But that didn’t ring true for Annenberg Professor Marwan Kraidy, who has been researching connections between Arab media, politics, and culture for more than 20 years — three of his previous nine books relate to the subject. Technology is a tool in the spread of ideas, but Kraidy felt that at the heart of the Arab Spring was ultimately something more human.The Naked Blogger of Cairo: Creative Insurgency in the Arab World, his tenth and newest book exploring the creative insurgency behind the Arab Spring: its self-immolations, graffiti, puppetry, videos, slogans, and satire.
What Kraidy found by looking at so many manifestations of protest is that at their core, they had one thing in common: the human body.
The body literally can be an instrument of protest as people taking to the streets and stand up to authority. In what Kraidy calls “radical insurgency,” protesters put their bodies at risk by measures like self-immolation, standing in front of a tank or armed authorities, or going on a hunger strike.
“This is where you are saying, ‘I’m willing to risk my body and my life for a cause that’s bigger than myself,” says Kraidy.
Depictions of the body also serve as powerful symbols of protest in a more gradual creative insurgency.
Artists used satire in attacks on the body politic, for example reducing Syria’s Bashar al-Assad into a hapless finger puppet for a series of online videos or depicting Egypt’s Hosni Mubarak in the style of a laughing cow, playing off a brand of cheese.
“In the book, I make the argument that creative insurgency uses the body as a physical medium and a symbol to separate the biological body of the dictator from his political body,” explains Kraidy. “Once you do that, you lower him down from a pedestal and turn him into an ordinary person, therefore no longer dangerous or deadly.”
The book is structured as 38 short essays of two to five pages each, offering accessible vignettes of vivid, compelling characters in the Arab Spring.
The book’s title character, the Naked Blogger of Cairo, is Aliaa al-Mahdy, a blogger and Communication student from the American University in Cairo who famously posted a full frontal nude photo of herself online, along with her political beliefs.
“It created a huge scandal,” says Kraidy, “and one of the things that scandal does is to bring clarity to a political struggle.

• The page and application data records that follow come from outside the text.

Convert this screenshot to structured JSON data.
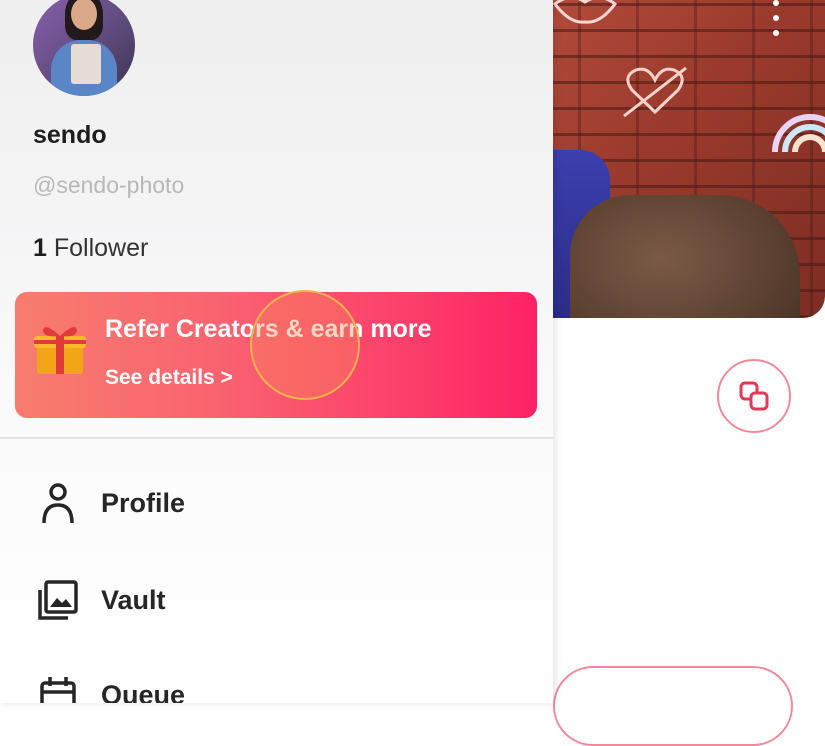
{
  "profile": {
    "name": "sendo",
    "handle": "@sendo-photo",
    "follower_count": "1",
    "follower_label": "Follower"
  },
  "promo": {
    "title": "Refer Creators & earn more",
    "link": "See details >",
    "gradient_start": "#f77d6e",
    "gradient_end": "#fe2264",
    "icon": "gift-icon"
  },
  "menu": {
    "items": [
      {
        "label": "Profile",
        "icon": "person-icon"
      },
      {
        "label": "Vault",
        "icon": "gallery-icon"
      },
      {
        "label": "Queue",
        "icon": "calendar-icon"
      }
    ]
  },
  "colors": {
    "accent": "#f08a9a",
    "tap_ring": "#f3b24c"
  }
}
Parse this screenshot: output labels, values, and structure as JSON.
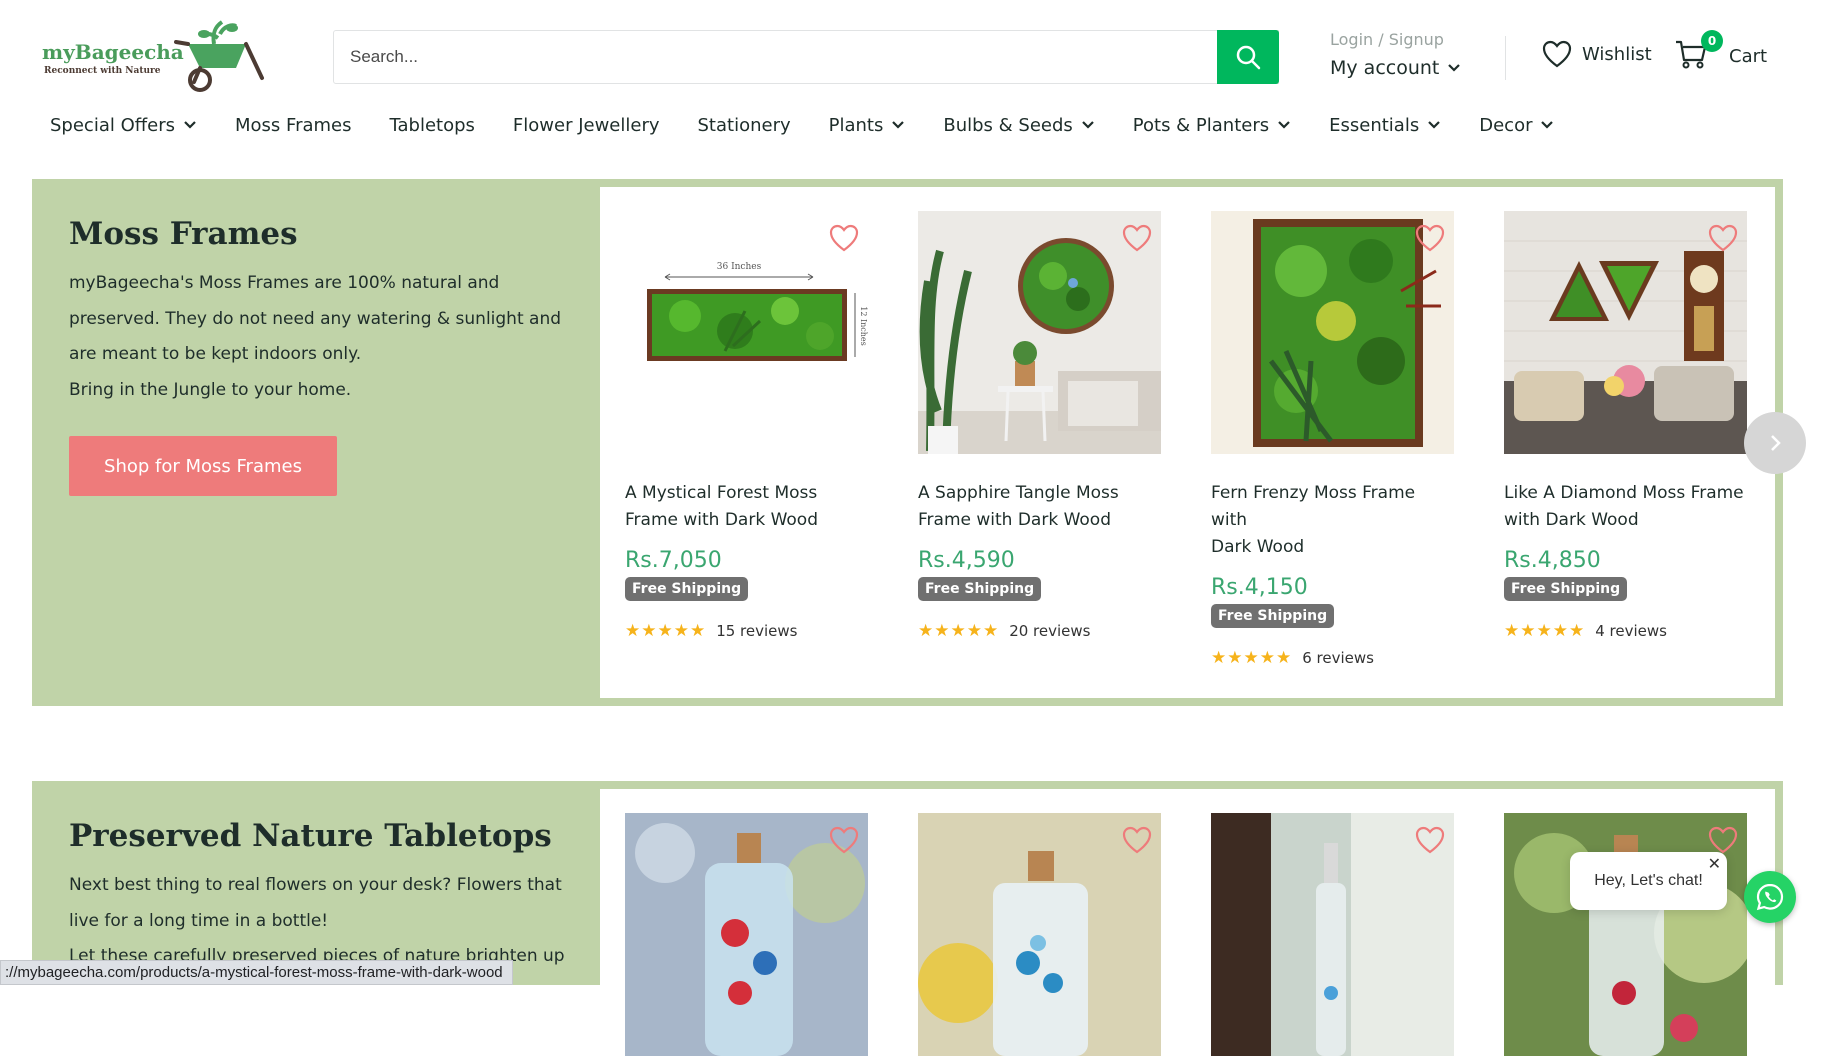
{
  "brand": {
    "name": "myBageecha",
    "tagline": "Reconnect with Nature"
  },
  "search": {
    "placeholder": "Search..."
  },
  "account": {
    "login_label": "Login / Signup",
    "my_account_label": "My account"
  },
  "wishlist": {
    "label": "Wishlist"
  },
  "cart": {
    "label": "Cart",
    "count": "0"
  },
  "nav": {
    "items": [
      {
        "label": "Special Offers",
        "has_dropdown": true
      },
      {
        "label": "Moss Frames",
        "has_dropdown": false
      },
      {
        "label": "Tabletops",
        "has_dropdown": false
      },
      {
        "label": "Flower Jewellery",
        "has_dropdown": false
      },
      {
        "label": "Stationery",
        "has_dropdown": false
      },
      {
        "label": "Plants",
        "has_dropdown": true
      },
      {
        "label": "Bulbs & Seeds",
        "has_dropdown": true
      },
      {
        "label": "Pots & Planters",
        "has_dropdown": true
      },
      {
        "label": "Essentials",
        "has_dropdown": true
      },
      {
        "label": "Decor",
        "has_dropdown": true
      }
    ]
  },
  "section1": {
    "title": "Moss Frames",
    "description": [
      "myBageecha's Moss Frames are 100% natural and",
      "preserved. They do not need any watering & sunlight and",
      "are meant to be kept indoors only.",
      "Bring in the Jungle to your home."
    ],
    "button_label": "Shop for Moss Frames",
    "products": [
      {
        "title_line1": "A Mystical Forest Moss",
        "title_line2": "Frame with Dark Wood",
        "price": "Rs.7,050",
        "badge": "Free Shipping",
        "rating": 5,
        "reviews": "15 reviews",
        "image_label_width": "36 Inches",
        "image_label_height": "12 Inches"
      },
      {
        "title_line1": "A Sapphire Tangle Moss",
        "title_line2": "Frame with Dark Wood",
        "price": "Rs.4,590",
        "badge": "Free Shipping",
        "rating": 5,
        "reviews": "20 reviews"
      },
      {
        "title_line1": "Fern Frenzy Moss Frame with",
        "title_line2": "Dark Wood",
        "price": "Rs.4,150",
        "badge": "Free Shipping",
        "rating": 5,
        "reviews": "6 reviews"
      },
      {
        "title_line1": "Like A Diamond Moss Frame",
        "title_line2": "with Dark Wood",
        "price": "Rs.4,850",
        "badge": "Free Shipping",
        "rating": 5,
        "reviews": "4 reviews"
      }
    ]
  },
  "section2": {
    "title": "Preserved Nature Tabletops",
    "description": [
      "Next best thing to real flowers on your desk? Flowers that",
      "live for a long time in a bottle!",
      "Let these carefully preserved pieces of nature brighten up"
    ]
  },
  "chat": {
    "bubble_text": "Hey, Let's chat!",
    "close_glyph": "✕"
  },
  "status_bar": {
    "url": "://mybageecha.com/products/a-mystical-forest-moss-frame-with-dark-wood"
  },
  "colors": {
    "brand_green": "#00b75d",
    "section_bg": "#c0d3a8",
    "button_coral": "#ee7b7b",
    "price_green": "#3aa670",
    "star": "#f6b31b"
  }
}
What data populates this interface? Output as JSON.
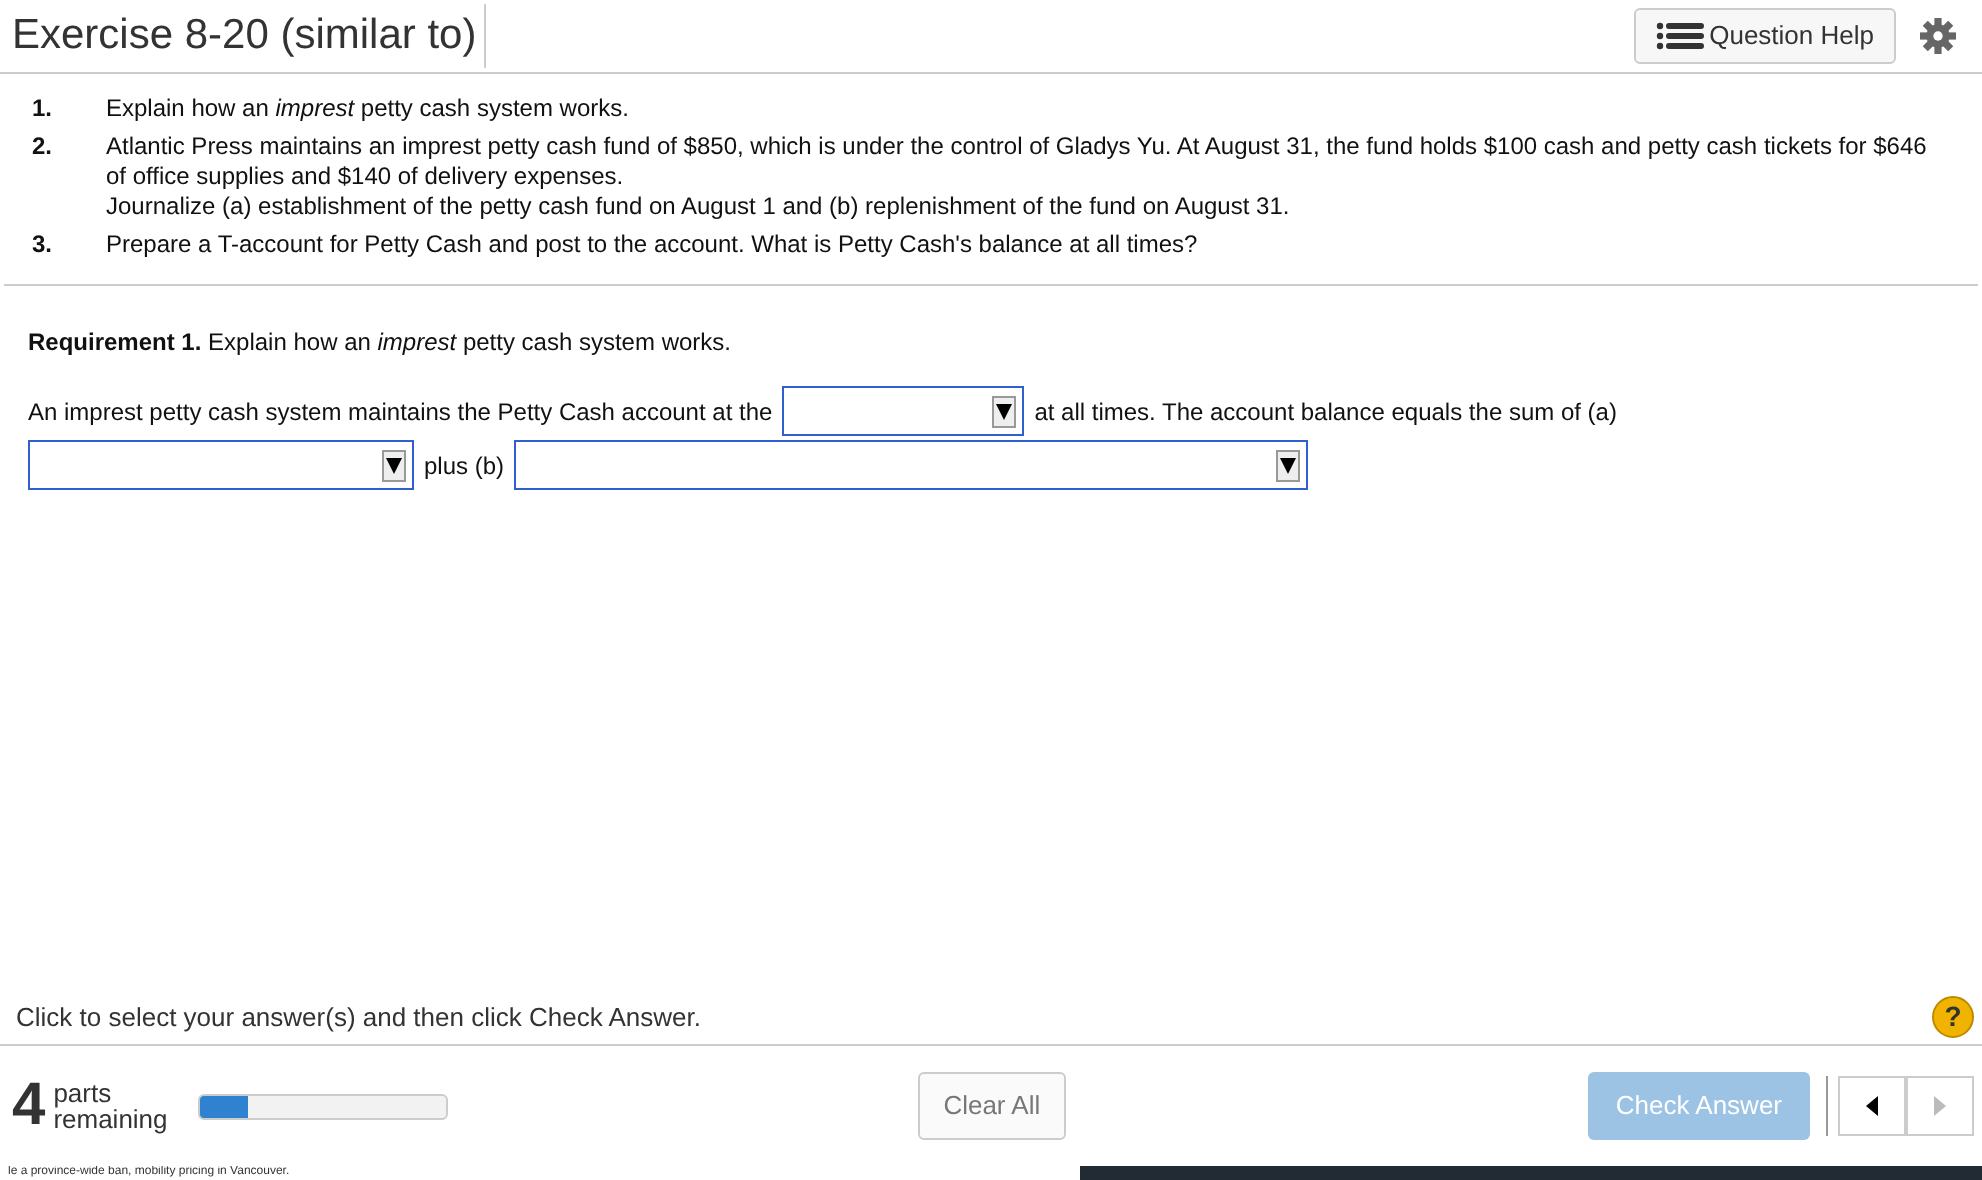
{
  "header": {
    "title": "Exercise 8-20 (similar to)",
    "help_button": "Question Help"
  },
  "questions": [
    {
      "number": "1.",
      "paragraphs": [
        "Explain how an *imprest* petty cash system works."
      ]
    },
    {
      "number": "2.",
      "paragraphs": [
        "Atlantic Press maintains an imprest petty cash fund of $850, which is under the control of Gladys Yu. At August 31, the fund holds $100 cash and petty cash tickets for $646 of office supplies and $140 of delivery expenses.",
        "Journalize (a) establishment of the petty cash fund on August 1 and (b) replenishment of the fund on August 31."
      ]
    },
    {
      "number": "3.",
      "paragraphs": [
        "Prepare a T-account for Petty Cash and post to the account. What is Petty Cash's balance at all times?"
      ]
    }
  ],
  "requirement": "**Requirement 1.** Explain how an *imprest* petty cash system works.",
  "answer": [
    {
      "kind": "text",
      "text": "An imprest petty cash system maintains the Petty Cash account at the"
    },
    {
      "kind": "select"
    },
    {
      "kind": "text",
      "text": "at all times. The account balance equals the sum of (a)"
    },
    {
      "kind": "break"
    },
    {
      "kind": "select"
    },
    {
      "kind": "text",
      "text": "plus (b)"
    },
    {
      "kind": "select"
    }
  ],
  "instruction": "Click to select your answer(s) and then click Check Answer.",
  "help_icon": "?",
  "footer": {
    "count": "4",
    "count_label": "parts remaining",
    "level": 0.2,
    "clear_button": "Clear All",
    "check_button": "Check Answer",
    "check_disabled": true,
    "prev_disabled": false,
    "next_disabled": true
  },
  "background_page": {
    "text": "le a province-wide ban, mobility pricing in Vancouver."
  }
}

Every political actor in Egypt then had to make a statement about it, and so some people who had been silent became vocal about their political views and agendas.”
Other characters in the book include Sprayman, a mythical character who sprays graffiti at night; Captain Khobza (Captain Bread), a super hero fighting the hunger and poverty caused by corruption, pillage, and repression; and Qahera, a Muslim feminist superhero who lassoes Western activists who want to “save” Muslim women.
Says Kraidy, “What all of these people do is they show one basic thing: When you turn your own body into an instrument of political struggle, and you do it well in a way that makes it visible that compels people to pay attention, then you can achieve things that you otherwise could not.”
The Naked Blogger of Cairo is available now from Harvard University Press and will be available widely on June 6.